The World Happiness Report 2021

Report by the Sustainable Development Solutions Network: “There has been surprising resilience in how people rate their lives overall. The Gallup World Poll data are confirmed for Europe by the separate Eurobarometer surveys and several national surveys.

  • The change from 2017-2019 to 2020 varied considerably among countries, but not enough to change rankings in any significant fashion materially. The same countries remain at the top.
  • Emotions changed more than did life satisfaction during the first year of COVID-19, worsening more during lockdown and recovering faster, as illustrated by large samples of UK data. For the world as a whole, based on the annual data from the Gallup World Poll, there was no overall change in positive affect, but there was a roughly 10% increase in the number of people who said they were worried or sad the previous day.

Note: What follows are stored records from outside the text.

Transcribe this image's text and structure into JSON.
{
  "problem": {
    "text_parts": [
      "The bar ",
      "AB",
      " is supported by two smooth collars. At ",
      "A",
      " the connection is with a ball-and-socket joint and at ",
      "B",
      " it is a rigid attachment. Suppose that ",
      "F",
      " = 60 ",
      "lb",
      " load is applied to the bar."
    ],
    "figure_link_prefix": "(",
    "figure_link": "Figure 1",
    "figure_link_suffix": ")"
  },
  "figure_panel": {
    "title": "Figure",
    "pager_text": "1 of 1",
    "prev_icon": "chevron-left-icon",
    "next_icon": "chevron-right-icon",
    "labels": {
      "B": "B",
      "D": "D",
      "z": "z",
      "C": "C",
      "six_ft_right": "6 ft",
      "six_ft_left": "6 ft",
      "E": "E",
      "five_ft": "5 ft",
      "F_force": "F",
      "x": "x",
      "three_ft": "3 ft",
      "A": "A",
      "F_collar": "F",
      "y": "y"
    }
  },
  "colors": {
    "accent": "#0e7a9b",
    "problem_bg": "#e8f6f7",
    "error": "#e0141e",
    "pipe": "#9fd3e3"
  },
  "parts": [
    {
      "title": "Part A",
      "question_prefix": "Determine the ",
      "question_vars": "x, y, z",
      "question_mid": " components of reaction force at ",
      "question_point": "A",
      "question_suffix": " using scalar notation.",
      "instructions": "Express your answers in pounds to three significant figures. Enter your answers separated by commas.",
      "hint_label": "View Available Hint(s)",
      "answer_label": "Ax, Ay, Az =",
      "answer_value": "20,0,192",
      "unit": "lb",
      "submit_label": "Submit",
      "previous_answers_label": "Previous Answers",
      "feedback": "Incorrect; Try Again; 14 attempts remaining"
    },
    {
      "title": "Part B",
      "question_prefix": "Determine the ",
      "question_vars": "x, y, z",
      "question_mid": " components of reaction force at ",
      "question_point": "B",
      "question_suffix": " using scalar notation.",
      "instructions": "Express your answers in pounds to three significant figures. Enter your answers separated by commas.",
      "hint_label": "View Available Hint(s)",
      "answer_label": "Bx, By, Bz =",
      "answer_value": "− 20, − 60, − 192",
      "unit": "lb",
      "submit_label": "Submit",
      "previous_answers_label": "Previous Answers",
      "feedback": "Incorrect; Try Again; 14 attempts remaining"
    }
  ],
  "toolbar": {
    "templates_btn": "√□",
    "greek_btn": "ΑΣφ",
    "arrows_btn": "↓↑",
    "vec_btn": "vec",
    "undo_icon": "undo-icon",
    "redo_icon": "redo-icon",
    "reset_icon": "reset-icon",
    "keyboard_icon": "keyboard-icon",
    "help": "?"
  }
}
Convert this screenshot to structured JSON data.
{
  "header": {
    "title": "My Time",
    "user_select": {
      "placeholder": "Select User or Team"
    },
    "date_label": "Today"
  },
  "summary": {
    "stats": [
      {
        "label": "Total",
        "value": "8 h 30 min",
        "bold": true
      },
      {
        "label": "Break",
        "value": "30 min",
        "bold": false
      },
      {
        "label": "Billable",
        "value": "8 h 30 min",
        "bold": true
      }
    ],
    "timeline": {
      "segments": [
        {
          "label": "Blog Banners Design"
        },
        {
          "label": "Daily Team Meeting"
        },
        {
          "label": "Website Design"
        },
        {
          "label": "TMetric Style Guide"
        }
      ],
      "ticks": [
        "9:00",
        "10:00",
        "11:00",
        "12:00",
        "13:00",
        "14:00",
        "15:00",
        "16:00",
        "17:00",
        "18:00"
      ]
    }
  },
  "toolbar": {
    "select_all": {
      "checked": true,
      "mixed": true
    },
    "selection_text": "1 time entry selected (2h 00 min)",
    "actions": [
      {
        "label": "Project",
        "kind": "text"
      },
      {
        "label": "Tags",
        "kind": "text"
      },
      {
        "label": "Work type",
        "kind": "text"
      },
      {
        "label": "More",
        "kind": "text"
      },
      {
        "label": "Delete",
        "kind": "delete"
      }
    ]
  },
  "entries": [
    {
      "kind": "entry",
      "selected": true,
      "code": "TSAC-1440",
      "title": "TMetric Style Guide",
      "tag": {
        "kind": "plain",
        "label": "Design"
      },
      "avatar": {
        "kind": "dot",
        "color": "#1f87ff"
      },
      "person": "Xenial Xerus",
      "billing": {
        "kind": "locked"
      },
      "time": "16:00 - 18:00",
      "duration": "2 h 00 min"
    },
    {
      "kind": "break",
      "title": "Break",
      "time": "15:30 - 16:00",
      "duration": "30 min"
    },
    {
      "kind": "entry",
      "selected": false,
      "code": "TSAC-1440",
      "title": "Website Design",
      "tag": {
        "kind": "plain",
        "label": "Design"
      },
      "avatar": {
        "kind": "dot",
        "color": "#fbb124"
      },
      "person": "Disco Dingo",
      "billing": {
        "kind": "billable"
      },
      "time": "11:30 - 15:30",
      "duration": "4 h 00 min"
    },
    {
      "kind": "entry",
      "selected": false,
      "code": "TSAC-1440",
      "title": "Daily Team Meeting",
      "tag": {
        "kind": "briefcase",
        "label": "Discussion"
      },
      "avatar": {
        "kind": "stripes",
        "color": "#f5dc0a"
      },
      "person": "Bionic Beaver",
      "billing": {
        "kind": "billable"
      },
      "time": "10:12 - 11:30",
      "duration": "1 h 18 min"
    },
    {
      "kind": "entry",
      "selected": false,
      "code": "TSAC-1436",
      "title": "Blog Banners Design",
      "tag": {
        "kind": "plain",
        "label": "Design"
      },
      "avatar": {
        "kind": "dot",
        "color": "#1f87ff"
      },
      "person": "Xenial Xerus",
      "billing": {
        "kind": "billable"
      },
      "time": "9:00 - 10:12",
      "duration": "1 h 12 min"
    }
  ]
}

  • Trust and the ability to count on others are major supports to life evaluations, especially in the face of crises. To feel that your lost wallet would be returned if found by a police officer, by a neighbour, or a stranger, is estimated to be more important for happiness than income, unemployment, and major health risks (see Figure 2.4 in chapter 2)
  • Trust is even more important in explaining the very large international differences in COVID-19 death rates, which were substantially higher in the Americas and Europe than in East Asia, Australasia, and Africa, as shown here (see Figure 2.5 of chapter 2). These differences were almost half due to differences in the age structure of populations (COVID-19 much more deadly for the old), whether the country is an island, and how exposed each country was, early in the pandemic, to large numbers of infections in nearby countries. Whatever the initial circumstances, the most effective strategy for controlling COVID-19 was to drive community transmission to zero and to keep it there. Countries adopting this strategy had death rates close to zero, and were able to avoid deadly second waves, and ended the year with less loss of income and lower death rates.
  • Factors supporting successful COVID-19 strategies include
    • confidence in public institutions. Trusted public institutions were more likely to choose the right strategy and have their populations support the required actions. For example, Brazil’s death rate was 93 per 100,000, higher than in Singapore, and of this difference, over a third could be explained by the difference in public trust….(More)”